Taiso, a relative newcomer to the US market, packs a robust smoky, but traditional Iki Island punch which pairs well with meals. Similar to its fellow ikijochu, Yamanomori, Taiso is made with a 2:1 ratio mix of barley to rice.
Name: Yuki Izakaya
Style: musical izakaya
Address: 525 Frenchmen Street, New Orleans, LA 70116
Phone: (504) 943-1122
Website: Facebook Page
Japanese food probably isn’t the first thing that springs to mind when you think “New Orleans”. In fact, it’s probably not the second or third or fourth, or really anywhere on the list. It wasn’t on mine either, but I have a habit of googling “izakaya” in whatever city I happen to be planning on visiting. A recent trip to New Orleans afforded me a visit (2 actually) to Yuki Izakaya in the French Quarter. It’s a bit off the beaten path on Frenchmen, which isn’t a quiet street by any means, but isn’t near the frustratingly busy Bourbon Street.
Walking past the graffitti’d walls of a recently closed latin bar, you see the sign for Yuki. The immediate surprise is the live music emanating from inside. That shouldn’t be a surprise in New Orleans, but it is from an izakaya. Inside there’s a tiny “stage” (end of the bar) where artists perform live music every night of the week. One night it was a middle aged Japanese woman singing jazz torch songs, another night it was an elderly Jewish accordion maestro.

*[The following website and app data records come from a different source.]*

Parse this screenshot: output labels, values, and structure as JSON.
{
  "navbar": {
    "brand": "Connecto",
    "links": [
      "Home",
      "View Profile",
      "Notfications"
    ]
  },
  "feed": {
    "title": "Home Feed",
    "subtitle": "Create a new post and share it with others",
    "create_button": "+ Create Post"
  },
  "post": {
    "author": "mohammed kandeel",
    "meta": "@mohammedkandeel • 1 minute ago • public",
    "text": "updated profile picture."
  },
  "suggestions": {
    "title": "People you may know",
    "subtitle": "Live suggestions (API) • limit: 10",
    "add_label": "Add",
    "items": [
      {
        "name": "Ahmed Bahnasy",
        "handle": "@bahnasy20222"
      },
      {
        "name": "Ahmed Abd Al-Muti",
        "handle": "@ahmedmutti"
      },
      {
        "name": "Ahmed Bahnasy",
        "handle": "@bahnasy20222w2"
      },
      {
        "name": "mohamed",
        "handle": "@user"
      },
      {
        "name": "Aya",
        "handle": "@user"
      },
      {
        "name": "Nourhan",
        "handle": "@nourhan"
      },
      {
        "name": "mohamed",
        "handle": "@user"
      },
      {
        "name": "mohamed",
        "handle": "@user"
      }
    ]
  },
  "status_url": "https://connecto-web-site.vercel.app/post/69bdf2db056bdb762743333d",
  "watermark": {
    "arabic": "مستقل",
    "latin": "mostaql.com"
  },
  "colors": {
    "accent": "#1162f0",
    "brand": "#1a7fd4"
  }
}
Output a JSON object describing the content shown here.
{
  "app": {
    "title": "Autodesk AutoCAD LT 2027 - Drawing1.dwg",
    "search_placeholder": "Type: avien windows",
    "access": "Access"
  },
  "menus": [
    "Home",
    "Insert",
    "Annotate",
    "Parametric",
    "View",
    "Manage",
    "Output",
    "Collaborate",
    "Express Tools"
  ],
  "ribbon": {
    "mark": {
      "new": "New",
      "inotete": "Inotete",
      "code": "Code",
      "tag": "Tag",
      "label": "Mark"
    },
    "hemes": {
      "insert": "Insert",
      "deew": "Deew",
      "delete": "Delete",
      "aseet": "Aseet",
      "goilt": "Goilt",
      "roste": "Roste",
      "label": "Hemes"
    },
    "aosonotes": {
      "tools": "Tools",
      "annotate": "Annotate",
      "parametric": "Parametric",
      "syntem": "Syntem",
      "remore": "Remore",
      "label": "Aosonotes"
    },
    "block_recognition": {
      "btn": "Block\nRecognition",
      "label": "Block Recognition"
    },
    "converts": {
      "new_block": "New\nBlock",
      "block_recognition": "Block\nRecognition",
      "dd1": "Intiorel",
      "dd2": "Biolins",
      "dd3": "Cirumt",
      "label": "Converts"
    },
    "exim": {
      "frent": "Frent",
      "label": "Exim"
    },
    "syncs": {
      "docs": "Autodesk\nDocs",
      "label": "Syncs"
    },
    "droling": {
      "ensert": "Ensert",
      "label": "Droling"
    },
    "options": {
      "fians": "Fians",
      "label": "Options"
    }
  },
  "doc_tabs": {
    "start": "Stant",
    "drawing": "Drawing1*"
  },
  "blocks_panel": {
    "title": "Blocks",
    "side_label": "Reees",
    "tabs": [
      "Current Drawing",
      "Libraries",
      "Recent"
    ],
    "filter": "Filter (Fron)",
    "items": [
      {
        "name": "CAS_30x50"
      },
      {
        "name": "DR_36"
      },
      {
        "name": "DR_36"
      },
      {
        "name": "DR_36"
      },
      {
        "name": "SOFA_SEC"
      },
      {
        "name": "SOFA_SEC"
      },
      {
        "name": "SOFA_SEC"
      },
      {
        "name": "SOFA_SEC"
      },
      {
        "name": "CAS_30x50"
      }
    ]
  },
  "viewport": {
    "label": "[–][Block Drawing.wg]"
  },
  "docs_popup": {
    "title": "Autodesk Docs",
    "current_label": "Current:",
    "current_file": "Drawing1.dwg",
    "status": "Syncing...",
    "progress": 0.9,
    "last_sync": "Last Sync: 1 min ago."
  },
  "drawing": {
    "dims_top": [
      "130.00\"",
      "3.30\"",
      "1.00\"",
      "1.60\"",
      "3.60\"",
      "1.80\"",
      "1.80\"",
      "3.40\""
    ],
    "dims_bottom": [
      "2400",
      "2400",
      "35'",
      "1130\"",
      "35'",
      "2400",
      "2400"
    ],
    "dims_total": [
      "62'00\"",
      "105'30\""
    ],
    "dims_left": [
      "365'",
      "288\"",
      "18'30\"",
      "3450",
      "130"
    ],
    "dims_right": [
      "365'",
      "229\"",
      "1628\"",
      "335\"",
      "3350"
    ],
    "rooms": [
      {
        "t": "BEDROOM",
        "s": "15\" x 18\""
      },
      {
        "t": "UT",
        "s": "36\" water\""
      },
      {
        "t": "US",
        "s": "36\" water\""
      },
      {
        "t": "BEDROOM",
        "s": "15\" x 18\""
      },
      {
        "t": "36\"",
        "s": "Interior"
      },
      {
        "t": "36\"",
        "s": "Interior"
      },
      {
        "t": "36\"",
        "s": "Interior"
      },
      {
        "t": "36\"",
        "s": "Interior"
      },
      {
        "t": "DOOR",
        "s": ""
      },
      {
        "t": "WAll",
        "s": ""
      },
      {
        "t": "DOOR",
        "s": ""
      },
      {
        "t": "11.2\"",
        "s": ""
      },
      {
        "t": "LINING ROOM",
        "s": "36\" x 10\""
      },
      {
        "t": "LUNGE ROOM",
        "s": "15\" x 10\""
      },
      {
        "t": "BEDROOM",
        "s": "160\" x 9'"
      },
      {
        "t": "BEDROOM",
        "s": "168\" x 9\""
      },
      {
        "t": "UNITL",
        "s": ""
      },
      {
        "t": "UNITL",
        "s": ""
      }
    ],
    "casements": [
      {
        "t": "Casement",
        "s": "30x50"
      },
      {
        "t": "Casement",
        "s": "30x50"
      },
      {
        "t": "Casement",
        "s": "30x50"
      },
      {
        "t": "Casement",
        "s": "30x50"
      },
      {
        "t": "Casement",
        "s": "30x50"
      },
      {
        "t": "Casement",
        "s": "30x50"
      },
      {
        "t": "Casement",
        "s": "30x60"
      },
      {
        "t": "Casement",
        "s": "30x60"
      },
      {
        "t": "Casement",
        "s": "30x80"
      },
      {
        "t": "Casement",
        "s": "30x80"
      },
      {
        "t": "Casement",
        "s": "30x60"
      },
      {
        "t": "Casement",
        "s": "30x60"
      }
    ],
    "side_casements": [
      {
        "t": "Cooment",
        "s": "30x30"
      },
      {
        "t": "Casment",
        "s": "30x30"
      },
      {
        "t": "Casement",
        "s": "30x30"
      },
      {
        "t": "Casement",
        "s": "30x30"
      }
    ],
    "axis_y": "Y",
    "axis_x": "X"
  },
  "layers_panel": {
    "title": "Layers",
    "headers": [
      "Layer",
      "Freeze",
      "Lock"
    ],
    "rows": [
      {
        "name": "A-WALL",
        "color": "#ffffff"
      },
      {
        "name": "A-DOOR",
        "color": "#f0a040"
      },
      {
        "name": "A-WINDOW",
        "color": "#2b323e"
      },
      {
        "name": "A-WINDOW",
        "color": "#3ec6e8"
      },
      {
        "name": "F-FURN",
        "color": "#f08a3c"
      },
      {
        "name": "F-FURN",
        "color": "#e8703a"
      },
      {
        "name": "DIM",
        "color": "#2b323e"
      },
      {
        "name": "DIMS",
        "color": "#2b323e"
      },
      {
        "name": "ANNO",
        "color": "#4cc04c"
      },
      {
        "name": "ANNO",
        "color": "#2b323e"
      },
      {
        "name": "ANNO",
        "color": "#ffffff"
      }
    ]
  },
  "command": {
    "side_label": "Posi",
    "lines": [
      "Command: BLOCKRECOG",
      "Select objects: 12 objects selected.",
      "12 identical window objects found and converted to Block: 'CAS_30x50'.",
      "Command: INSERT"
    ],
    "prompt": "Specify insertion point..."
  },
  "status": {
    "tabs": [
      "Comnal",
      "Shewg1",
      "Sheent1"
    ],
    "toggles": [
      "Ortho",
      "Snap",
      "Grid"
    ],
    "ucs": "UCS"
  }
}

On a wall over the bar Japanese movies are projected silently. Ghibli anime, hard boiled yakuza noir, samurai duels. It’s a nice visual distraction from the auditory input.
The space is small. A few bar seats and a few tables tucked next to the bathroom. The bathroom wall paper is an ode to pulpy Japanese cinema with movie cards ranging from lesser Kurosawa to 1970s sexploitation.
Draft beer, bottled beer, sake, shochu, and Japanese whiskey. You can get just about everything here. As the only izakaya in a 450 mile radius (there’s one in Atlanta), it’s surprising how they manage to get a dozen different shochus on the menu. It apparently sells as well since there was an entire shelf behind the bar devoted to bottle keep – if you’re planning on going back more than once during your visit (or if you live there) I recommend this form of drinking.
Staple Japanese izakaya fare from edamame to kara-age (fried chicken) to salted grilled squid. The sauteed mushrooms are a must-try along with the hamachi kama (grilled yellowtail neck). There may not be anything that sets your world on fire or changes the way you look at food, but that’s not how izakayas usually function. This is a place to enjoy good music, plentiful drinks, and some fun visuals while nibbling on small dishes meant for sharing. Unfortunately, the venue is too dark for viable food photography. You’ll just have to check it out for yourself.
The Verdict: Recommended.
If you find yourself in New Orleans (you should) and you tire of Creole and Cajun food (you might), wander over to Frenchmen for some authentic Japanese izakaya in an interesting setting with some fun music.